On a personal note, the Cambodians were very gracious hosts. I only wish some of my colleagues had reciprocated. The behavior of some photographers was embarrassing. I watched one man, an American, who claimed to be a credentialed photographer, argue with Cambodian police about access to a media riser. The man was wearing shorts and a tee shirt and wasn't wearing a credential. When the officer asked to see his credential the man told him it was in his hotel room. When it was clear the Cambodian officer didn't speak English, the man shouted, "IT'S IN MY HOTEL ROOM." Hint: Shouting won't make you understood. It will make you look like an ass. When the police officer tried to escort the man out of the media area, the pseudo photographer shouted, "NOW YOU LISTEN HERE!" I walked off, ashamed at his behavior. The last I saw of him, he was being carried/dragged away by two tiny Cambodian police officers.
The dress code for events around the funeral was white shirt, black pants, black tie, black mourning arm band. The Cambodians provided the arm bands, we were to provide our shirt, pants and tie. The dress code was on the media application form and there were photos and posters of the dress code posted around the Ministry of Information. Every Cambodian photographer and reporter was properly attired. Many of the foreign journalists were, but there were a number of photographers who either didn't care or didn't respect Cambodian custom, they wore tee shirts or jeans or cargo pants in a variety of colors.

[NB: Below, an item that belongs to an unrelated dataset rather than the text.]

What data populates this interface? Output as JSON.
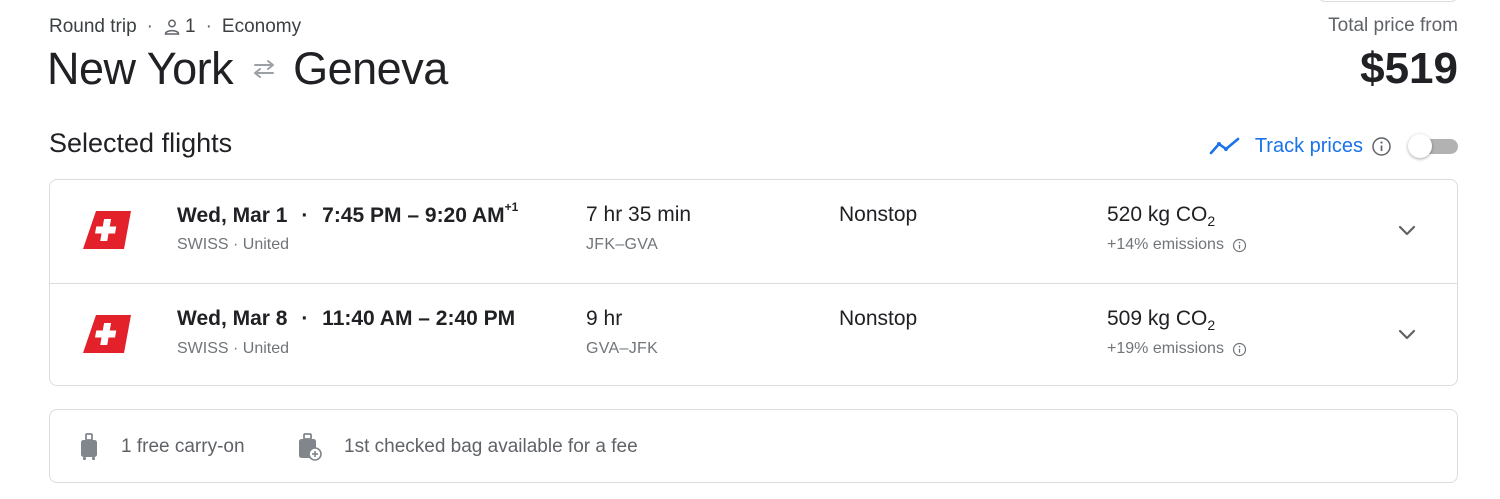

There are more photos from the King-Father's cremation in my archive or available from ZUMA Press.